EDITOR’S VIEWPOINT/Don’t get scrooged
We have become a nation of Scrooges, and, like the parsimonious Dickens character, we are oblivious to the consequences of our behavior — especially some local governments who have become unwitting pawns in a deceptive retail game.
The Scroogification of America began with its retailers, who, decades ago, found the secret path to our pocketbooks and unleashed K-Mart, with its blue light siren signaling a deal.
The emergence of K-Mart meant the end of thousands of smaller retailers, but, by that time, we had been inoculated with the free market serum, which protects us from excessive sympathy for such things as merchants who have not changed with the times.
Subscribing to the maxim that business is good for America and that big business must be even better, local governments welcomed large discount retailers, like K-Mart, into their communities. And, why not? They produced jobs, taxes and the uniquely American prestige of being a place of sufficient size and importance to build there.
K-Mart, however, finally met its match, with a once little-known Arkansas chain, Wal-Mart. Initially, local governments approved of the new discount giant for the same reasons they welcomed K-Marts. Unfortunately, in some communities, Wal-Mart appears to be taking advantage of its hosts.
Wal-Marts have become widely successful the same way K-Mart did: appealing to the inner Scrooge. The company, whose slogan is “Always Low Prices,” has become America’s largest retailer, employer and grocer.

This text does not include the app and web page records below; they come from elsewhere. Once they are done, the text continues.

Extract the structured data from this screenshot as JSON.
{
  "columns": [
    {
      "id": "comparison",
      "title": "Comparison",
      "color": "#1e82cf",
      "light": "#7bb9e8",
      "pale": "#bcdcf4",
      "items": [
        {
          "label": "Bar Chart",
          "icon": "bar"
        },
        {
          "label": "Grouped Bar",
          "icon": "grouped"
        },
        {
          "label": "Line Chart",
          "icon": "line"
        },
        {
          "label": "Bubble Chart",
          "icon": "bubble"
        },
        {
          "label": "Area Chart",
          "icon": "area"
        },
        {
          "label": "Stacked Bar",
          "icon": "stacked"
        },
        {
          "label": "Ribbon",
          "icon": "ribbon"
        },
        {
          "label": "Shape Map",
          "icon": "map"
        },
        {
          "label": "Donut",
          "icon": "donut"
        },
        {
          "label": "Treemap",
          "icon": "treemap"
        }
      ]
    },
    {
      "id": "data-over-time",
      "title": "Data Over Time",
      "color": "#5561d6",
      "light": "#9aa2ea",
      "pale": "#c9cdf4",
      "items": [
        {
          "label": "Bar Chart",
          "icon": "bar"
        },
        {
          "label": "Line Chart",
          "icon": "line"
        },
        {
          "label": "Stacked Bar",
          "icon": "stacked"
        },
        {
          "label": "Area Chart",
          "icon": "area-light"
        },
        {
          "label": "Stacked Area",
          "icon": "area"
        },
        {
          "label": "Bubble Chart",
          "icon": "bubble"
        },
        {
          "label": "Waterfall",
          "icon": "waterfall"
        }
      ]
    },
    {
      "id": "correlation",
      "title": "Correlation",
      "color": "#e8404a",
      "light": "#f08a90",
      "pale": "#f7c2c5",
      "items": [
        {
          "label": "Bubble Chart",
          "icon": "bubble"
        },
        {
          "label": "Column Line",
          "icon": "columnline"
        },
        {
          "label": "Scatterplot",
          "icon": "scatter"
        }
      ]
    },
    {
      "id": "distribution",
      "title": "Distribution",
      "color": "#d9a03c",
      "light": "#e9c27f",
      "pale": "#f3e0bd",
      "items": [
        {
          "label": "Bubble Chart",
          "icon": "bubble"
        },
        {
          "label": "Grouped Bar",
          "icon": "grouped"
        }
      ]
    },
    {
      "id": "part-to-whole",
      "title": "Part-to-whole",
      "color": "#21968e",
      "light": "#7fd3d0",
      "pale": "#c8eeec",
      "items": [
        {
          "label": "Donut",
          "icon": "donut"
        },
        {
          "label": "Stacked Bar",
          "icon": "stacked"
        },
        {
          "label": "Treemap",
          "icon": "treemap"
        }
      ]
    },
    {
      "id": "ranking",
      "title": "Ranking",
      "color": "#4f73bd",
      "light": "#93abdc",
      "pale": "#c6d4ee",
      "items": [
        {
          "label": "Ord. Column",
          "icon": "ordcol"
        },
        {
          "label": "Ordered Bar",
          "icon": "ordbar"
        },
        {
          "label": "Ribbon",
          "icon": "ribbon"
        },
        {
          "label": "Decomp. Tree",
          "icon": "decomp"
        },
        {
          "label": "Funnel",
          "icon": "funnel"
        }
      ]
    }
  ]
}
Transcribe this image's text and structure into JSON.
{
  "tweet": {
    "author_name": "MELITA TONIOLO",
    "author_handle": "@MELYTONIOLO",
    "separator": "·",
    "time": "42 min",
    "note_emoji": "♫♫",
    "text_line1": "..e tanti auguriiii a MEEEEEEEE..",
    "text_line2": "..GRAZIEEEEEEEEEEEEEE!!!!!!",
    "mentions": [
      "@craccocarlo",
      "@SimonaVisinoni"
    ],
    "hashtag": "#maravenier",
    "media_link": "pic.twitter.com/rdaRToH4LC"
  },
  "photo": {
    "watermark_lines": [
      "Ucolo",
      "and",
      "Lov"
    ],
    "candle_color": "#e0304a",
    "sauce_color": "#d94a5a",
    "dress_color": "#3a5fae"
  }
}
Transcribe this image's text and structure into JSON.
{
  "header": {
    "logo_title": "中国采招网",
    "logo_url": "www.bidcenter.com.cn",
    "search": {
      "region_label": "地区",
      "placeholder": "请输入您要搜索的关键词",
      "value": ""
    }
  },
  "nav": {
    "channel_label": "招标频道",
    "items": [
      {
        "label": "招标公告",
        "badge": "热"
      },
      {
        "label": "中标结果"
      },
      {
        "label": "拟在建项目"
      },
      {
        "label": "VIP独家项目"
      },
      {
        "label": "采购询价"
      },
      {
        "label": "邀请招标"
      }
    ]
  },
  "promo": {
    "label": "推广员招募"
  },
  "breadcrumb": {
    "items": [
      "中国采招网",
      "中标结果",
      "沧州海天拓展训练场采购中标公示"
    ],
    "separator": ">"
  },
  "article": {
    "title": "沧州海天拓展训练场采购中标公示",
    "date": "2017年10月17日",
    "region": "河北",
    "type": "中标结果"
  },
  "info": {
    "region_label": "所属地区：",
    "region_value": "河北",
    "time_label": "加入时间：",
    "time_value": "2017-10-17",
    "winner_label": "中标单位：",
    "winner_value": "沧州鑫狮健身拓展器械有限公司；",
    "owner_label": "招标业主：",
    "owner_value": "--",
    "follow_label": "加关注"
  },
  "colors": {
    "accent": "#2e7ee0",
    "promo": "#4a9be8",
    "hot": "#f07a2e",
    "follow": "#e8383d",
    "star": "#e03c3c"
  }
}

The problem is not that the company is large — it is how it keeps prices so low.
For example, only about half of Wal-Mart’s employees receive benefits. Worse, Wal-Mart’s “culture encourages employees to turn to taxpayer-funded assistance,” according to a recent episode of the television program, “Bill Moyers Now.” One former Wal-Mart manager who was interviewed by Moyers said that the company expects its managers to direct employees to seek public assistance. He said the company taught its managers how to “take full advantage of the ministries, the civic organizations, tax-based organizations, and subsidy organizations” for food or health care.
The Moyers report also featured a chilling story of how Wal-Mart closed its Cathedral City, Calif., store and reopened in another community close by — only after the city completed its end of an agreement to pay the retailer $1.8 million for the building and other expenses. Now, instead of receiving an anticipated $1 million annually in sales tax revenues, the city expects only to see about $500,000 total.
Armed with stories like those, government leaders should be careful when negotiating with large retailers, like Wal-Mart. There is nothing wrong with expecting a return on the investment needed to bring in new businesses, but, as some of your colleagues have shown, you have to protect yourself, least you get scrooged.